With dwindling tax funds, we have re-prioritized our service activities, with the safety of the public remaining our number one concern. Cases involving humans will be approved for hearings on a case-by-case basis, depending on the severity. We do not have the resources to pursue prosecution for most cases of animal to animal violence, even those that involve the death of an animal.
However, those who purposefully fight animals will continue to be investigated and prosecuted as this activity is against the law.
Tips to keep animals safe from other animals:
- Make sure fencing around the yard is secure and of sufficient height to not allow your pet to escape or others to enter.
- Put locks on yard gates and consider keeping pets indoors when you are away from the home.
- Make sure the gates from your yard and the doors from your home secure properly.
- Make sure you know the animals in your neighborhood and their owners. Walk the area and make sure that fences and animals are secure. Discuss concerns with your neighbors.
- Do not let your animals roam free. Dogs should be on leash and cats indoors.
- Keep a close eye on your dog when in public; find a safe play situation with dogs you know.
General safety/reporting hints:
- When going for walks, be aware of which neighborhoods have dogs and how they react when you walk by.
- Take note of any "Beware of Dogs" signs.
- Always carry a walking stick or another strong and sturdy item. In case of dog attack, use this item to distract the dog into biting it.
- If you sense a dog attack is imminent, NEVER pick up your dog as a means to protect it. An aggressive dog will not be able to differentiate your body from that of the dog.
- The County does not recognize "vocal command" in lieu of the leash law. Report these offenders even if the dog does not show aggression.
- Never attempt to break up a dog fight with your bare hands. Even trained professionals can get badly injured when attempting to.
- Always report when a dog is loose in your neighborhood, regardless of the dog behavior. Because dogs are naturally territorial, often, a dog's aggression will progress as it feels that it has a larger area to protect. Also, by reporting a loose dog, it allows Animal Care to have history on the dog to establish means for impounding the dog should the situation warrant it.

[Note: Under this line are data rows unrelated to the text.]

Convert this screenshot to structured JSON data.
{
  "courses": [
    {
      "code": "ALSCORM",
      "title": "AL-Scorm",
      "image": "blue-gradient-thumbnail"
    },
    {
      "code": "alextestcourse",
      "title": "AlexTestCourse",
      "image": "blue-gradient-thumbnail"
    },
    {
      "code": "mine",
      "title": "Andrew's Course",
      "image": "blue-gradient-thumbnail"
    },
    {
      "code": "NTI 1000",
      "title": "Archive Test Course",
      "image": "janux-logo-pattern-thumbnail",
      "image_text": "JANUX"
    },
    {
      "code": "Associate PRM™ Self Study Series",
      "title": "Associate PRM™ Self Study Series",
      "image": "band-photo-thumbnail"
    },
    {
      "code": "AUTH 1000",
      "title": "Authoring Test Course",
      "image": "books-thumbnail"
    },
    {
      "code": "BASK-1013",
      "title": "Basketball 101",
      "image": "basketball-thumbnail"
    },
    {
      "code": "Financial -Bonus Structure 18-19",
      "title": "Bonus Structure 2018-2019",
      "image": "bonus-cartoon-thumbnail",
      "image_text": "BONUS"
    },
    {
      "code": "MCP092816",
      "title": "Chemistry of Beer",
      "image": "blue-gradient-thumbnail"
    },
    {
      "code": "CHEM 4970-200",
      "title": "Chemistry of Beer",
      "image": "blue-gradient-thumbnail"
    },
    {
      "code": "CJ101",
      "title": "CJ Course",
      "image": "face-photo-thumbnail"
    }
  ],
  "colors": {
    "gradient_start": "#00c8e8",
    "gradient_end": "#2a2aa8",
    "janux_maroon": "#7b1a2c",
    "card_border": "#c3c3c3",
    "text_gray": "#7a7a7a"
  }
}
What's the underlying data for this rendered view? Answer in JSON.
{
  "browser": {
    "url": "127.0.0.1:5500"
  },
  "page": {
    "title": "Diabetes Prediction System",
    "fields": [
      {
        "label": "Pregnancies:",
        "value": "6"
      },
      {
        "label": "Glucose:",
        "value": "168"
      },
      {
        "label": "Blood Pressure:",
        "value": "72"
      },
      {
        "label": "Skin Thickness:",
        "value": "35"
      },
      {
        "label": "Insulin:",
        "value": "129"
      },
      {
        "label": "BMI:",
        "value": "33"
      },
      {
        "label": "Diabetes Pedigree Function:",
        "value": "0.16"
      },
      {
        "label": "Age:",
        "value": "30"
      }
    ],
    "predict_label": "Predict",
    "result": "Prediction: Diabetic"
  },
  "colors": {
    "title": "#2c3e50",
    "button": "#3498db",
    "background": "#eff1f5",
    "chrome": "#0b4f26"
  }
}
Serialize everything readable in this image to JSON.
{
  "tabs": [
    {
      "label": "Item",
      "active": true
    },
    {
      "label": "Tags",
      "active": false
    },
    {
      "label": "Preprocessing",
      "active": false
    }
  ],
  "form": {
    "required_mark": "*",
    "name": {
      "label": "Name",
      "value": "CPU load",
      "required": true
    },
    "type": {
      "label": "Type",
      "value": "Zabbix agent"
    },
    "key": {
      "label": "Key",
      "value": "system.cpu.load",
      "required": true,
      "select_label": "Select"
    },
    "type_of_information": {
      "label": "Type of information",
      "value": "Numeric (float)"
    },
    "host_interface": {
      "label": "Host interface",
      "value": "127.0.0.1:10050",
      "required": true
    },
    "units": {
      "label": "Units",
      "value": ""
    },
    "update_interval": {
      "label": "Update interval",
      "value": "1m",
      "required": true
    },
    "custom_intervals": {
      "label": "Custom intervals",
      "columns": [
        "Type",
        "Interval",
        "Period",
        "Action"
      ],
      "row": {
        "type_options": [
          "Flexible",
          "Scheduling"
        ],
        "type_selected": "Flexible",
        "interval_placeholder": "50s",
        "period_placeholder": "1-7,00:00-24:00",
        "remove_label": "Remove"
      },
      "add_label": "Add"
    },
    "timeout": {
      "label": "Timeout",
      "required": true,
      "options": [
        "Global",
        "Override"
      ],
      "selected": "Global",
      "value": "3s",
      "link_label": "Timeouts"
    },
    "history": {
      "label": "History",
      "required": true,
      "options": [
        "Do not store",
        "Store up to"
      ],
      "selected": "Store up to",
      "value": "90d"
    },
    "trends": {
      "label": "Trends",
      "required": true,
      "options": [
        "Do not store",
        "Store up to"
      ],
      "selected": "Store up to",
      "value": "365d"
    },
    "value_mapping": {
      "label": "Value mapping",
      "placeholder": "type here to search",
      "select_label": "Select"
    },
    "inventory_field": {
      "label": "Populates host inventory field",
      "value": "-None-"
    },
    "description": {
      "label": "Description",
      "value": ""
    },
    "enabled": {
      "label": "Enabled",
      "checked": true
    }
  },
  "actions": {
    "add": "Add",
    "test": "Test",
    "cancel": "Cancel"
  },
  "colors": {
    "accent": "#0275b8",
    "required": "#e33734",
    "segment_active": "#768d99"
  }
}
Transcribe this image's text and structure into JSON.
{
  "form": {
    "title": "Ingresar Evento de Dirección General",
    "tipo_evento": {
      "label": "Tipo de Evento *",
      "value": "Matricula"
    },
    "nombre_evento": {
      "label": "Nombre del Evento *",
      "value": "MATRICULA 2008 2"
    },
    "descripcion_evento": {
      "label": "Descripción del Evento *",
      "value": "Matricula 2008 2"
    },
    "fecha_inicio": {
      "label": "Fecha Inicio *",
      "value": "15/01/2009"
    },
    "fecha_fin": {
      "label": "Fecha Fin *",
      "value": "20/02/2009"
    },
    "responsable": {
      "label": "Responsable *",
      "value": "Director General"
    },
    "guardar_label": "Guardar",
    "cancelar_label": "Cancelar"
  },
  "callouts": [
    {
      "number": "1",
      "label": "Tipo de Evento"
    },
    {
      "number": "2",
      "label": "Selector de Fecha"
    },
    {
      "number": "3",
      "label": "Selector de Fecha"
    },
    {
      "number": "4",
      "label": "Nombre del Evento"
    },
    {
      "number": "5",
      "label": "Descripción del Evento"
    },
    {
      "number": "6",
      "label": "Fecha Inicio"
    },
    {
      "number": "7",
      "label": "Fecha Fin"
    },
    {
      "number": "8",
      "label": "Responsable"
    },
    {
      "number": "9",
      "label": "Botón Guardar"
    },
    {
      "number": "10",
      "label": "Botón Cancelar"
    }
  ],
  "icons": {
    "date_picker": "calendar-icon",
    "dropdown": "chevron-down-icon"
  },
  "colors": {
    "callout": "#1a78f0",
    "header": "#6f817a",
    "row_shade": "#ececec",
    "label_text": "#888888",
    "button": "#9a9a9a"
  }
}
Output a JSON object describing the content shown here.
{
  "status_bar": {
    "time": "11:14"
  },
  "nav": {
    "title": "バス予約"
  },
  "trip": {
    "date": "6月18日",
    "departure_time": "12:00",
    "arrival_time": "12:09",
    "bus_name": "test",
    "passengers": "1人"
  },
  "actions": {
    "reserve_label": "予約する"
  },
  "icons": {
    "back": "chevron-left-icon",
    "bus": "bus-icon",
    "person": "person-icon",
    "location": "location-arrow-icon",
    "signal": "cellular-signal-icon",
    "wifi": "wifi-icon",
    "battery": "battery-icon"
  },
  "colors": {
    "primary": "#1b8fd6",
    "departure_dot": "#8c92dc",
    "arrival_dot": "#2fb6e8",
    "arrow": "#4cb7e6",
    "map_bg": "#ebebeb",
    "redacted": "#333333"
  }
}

- Report any bite to a human, regardless of severity.
- Obtain as much information as possible about the owner in the case of any dog-on-dog or dog-on-human bite. Dog owners are required by law to give all information to the victim when a bite occurs. (Penal Code 398).
- If your animal is attacked by wildlife, please report the incident to us as your pet could have been exposed to rabies.
- If your animal does become a victim of another animal's attack, please call us at 916-368-7387 so the incident can be documented.
- If your animal is attacked by wildlife, please contact Animal Care at 916-368-7387. In the case of a skunk or bat, Animal Control will make every attempt to catch or pick it up and test it for rabies at no charge.
- If your animal is injured, you may have other options available, such as civil court, if your animal is injured by another person's pet. We are always available to discuss each situation and offer any help that we can.
Whether a case qualifies for a dangerous/vicious animal designation or not, Animal Care will investigate every case of animal aggression and determine if the animal is to be seized for public safety and what conditions must be met before the animal is returned to the owner. These conditions will be based first and foremost on what is needed to keep the community safe. Learn more about vicious dog hearings...
Please note - Only a hearing officer/judge can order a dog to be euthanized and cannot be ordered into a seizure hearing. However, with a seizure hearing, Animal Care has the authority to hold the dog until the owner demonstrates a capacity to our satisfaction to keep the dog contained. All fees are the owner's responsibility.